==== The data

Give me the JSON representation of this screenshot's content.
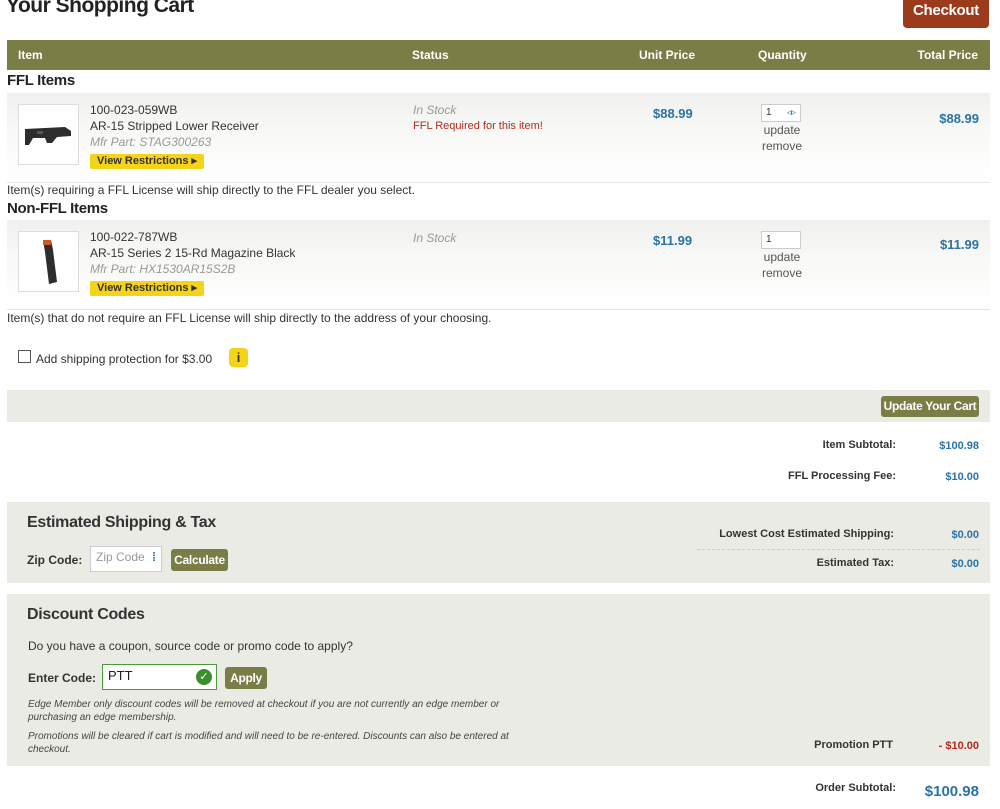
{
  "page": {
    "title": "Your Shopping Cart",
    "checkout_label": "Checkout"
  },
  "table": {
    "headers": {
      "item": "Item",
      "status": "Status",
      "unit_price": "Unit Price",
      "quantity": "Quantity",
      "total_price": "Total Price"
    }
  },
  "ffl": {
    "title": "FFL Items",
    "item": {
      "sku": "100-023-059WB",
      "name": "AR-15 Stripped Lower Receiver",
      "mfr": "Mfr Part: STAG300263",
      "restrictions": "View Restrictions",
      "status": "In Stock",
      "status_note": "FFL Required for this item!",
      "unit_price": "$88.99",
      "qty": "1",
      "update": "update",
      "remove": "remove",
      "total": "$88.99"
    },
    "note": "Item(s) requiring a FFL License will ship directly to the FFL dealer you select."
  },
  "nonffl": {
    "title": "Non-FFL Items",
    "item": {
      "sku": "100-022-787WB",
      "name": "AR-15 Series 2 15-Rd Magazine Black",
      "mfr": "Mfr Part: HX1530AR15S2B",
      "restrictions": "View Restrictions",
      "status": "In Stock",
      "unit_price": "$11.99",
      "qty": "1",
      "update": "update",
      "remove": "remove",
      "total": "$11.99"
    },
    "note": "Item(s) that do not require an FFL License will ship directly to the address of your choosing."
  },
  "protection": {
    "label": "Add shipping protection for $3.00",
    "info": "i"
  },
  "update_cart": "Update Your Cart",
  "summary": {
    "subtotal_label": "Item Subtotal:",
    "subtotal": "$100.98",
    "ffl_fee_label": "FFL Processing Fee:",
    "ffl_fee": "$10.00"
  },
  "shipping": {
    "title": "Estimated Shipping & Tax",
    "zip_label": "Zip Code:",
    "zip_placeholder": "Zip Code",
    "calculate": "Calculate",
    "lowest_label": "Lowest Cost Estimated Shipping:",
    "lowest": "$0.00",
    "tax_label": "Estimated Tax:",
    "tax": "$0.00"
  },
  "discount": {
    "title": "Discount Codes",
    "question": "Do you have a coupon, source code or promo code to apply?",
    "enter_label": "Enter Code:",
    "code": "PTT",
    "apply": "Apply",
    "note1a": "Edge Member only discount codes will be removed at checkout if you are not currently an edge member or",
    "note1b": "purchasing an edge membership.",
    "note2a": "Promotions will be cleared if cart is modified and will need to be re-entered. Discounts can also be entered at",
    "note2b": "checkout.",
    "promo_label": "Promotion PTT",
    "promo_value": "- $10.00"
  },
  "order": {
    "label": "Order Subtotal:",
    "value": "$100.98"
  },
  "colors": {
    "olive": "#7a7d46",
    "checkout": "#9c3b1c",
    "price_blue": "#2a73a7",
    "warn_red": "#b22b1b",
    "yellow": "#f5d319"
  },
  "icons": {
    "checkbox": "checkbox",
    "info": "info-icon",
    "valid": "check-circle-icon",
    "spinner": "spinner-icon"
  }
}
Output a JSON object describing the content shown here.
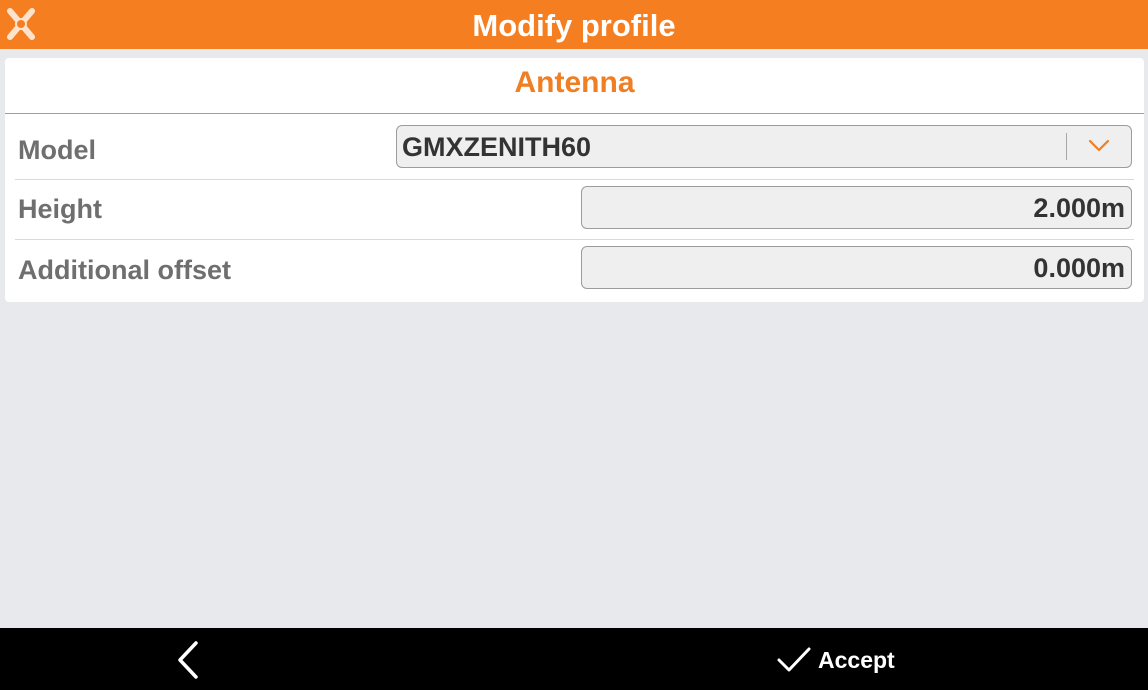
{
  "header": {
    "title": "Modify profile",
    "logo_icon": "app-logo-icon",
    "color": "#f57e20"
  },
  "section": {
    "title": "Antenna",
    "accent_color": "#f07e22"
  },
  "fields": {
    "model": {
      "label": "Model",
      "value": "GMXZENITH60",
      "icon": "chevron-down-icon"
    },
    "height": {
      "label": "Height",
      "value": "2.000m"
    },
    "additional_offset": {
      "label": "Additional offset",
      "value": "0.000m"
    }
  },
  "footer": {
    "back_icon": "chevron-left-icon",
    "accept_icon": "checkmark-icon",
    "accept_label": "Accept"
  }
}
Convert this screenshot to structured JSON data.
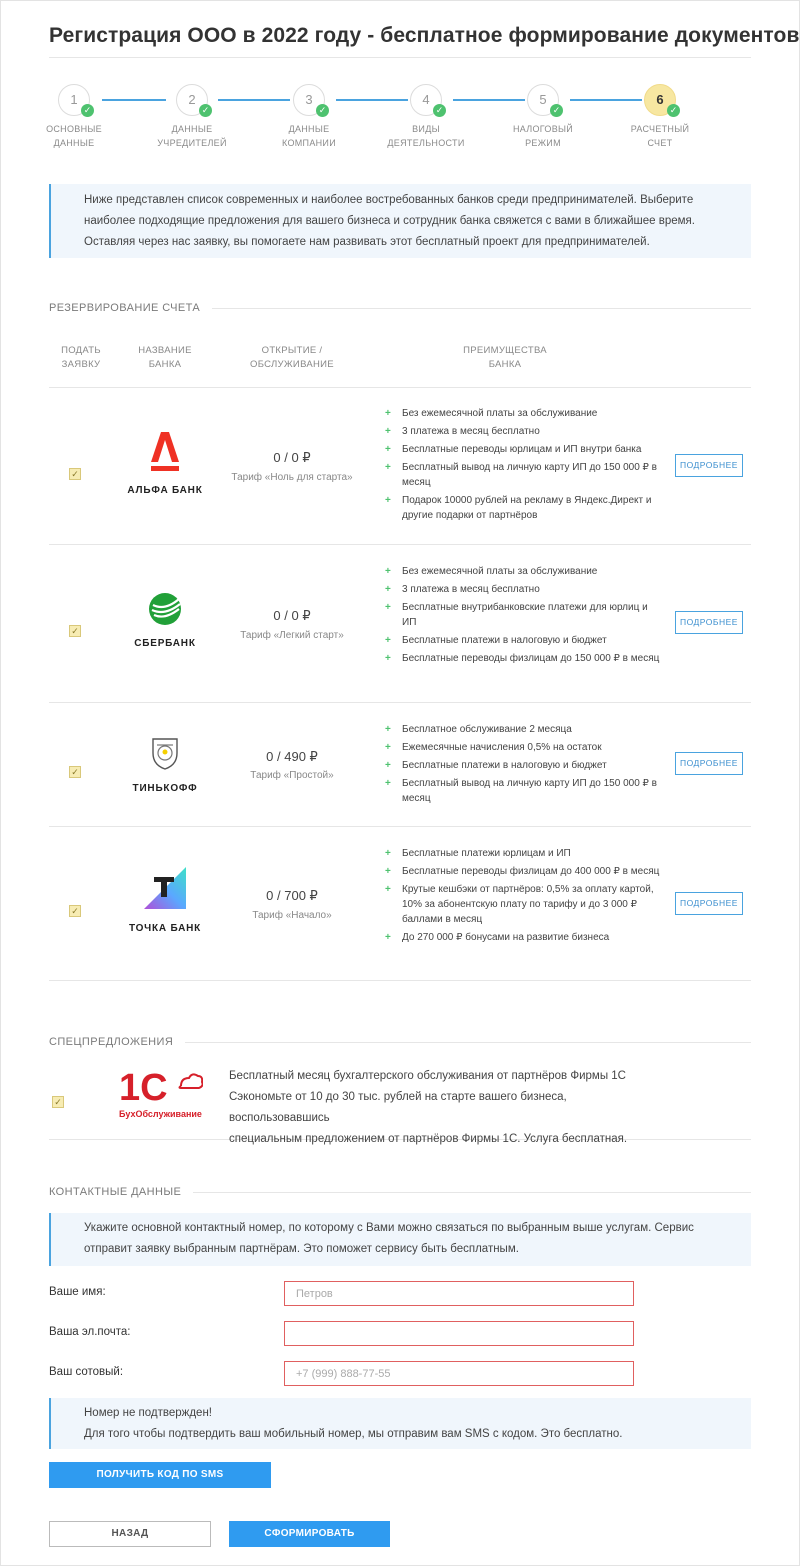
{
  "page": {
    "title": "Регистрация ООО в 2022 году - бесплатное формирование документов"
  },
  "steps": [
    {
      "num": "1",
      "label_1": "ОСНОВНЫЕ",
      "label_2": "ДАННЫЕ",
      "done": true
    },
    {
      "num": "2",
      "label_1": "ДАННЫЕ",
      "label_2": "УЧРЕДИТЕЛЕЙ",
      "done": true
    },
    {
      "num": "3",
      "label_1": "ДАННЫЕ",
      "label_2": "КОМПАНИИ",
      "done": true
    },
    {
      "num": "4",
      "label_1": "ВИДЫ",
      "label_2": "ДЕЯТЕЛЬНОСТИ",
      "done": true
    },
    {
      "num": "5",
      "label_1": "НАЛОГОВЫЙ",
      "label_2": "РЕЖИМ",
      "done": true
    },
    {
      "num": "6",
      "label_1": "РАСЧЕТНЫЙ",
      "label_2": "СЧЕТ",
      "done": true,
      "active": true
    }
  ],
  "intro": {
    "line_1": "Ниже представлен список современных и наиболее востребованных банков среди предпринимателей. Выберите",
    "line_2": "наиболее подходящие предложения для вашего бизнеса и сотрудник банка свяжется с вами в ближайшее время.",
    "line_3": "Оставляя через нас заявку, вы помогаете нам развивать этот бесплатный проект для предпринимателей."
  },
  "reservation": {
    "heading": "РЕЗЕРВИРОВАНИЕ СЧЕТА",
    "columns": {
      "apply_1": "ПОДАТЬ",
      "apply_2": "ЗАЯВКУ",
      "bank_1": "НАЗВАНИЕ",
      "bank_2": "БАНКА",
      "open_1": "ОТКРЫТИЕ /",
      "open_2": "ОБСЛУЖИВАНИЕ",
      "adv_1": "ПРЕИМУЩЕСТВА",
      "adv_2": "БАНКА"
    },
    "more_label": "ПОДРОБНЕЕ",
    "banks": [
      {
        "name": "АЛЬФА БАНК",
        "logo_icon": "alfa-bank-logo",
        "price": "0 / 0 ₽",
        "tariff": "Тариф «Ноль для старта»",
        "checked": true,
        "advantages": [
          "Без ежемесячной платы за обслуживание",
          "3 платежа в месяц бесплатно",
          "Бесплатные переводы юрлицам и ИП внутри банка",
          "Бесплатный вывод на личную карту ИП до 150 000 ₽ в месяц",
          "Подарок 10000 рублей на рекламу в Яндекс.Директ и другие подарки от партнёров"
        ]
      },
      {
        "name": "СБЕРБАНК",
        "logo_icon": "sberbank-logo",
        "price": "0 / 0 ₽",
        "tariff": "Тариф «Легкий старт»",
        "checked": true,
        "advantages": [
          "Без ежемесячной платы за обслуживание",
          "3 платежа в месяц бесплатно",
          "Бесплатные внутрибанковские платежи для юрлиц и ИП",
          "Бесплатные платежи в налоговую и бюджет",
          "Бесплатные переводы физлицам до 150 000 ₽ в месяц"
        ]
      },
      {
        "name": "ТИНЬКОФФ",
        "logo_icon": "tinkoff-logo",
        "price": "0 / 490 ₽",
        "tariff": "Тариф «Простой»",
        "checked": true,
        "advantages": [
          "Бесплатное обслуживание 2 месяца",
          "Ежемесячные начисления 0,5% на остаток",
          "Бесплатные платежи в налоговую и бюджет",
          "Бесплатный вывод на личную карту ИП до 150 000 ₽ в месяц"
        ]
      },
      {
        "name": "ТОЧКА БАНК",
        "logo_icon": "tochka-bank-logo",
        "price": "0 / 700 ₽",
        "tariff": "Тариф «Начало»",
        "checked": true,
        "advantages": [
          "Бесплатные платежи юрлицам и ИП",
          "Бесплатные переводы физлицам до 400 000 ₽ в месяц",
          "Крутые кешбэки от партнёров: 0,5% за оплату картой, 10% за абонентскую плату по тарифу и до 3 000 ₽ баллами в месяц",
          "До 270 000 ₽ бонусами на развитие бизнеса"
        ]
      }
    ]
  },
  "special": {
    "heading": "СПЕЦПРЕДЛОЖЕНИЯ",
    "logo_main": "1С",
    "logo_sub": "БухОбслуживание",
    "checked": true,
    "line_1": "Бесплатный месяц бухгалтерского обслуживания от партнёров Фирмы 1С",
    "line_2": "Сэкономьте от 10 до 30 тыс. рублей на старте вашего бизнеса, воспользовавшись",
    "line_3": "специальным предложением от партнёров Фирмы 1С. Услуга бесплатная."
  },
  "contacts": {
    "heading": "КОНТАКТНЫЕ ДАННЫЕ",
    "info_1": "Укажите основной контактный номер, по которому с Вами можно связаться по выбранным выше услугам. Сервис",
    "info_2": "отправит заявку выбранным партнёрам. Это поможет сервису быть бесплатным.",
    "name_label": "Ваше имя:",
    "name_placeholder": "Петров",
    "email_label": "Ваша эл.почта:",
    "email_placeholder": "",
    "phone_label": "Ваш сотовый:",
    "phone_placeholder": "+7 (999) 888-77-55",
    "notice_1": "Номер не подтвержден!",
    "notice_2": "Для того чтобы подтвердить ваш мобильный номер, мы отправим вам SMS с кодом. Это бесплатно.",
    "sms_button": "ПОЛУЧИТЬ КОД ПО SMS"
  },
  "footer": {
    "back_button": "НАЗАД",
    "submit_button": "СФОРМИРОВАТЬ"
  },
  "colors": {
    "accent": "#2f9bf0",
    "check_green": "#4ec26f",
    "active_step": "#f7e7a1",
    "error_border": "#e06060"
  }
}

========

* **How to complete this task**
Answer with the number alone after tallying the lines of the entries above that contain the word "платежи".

* **Answer area**
4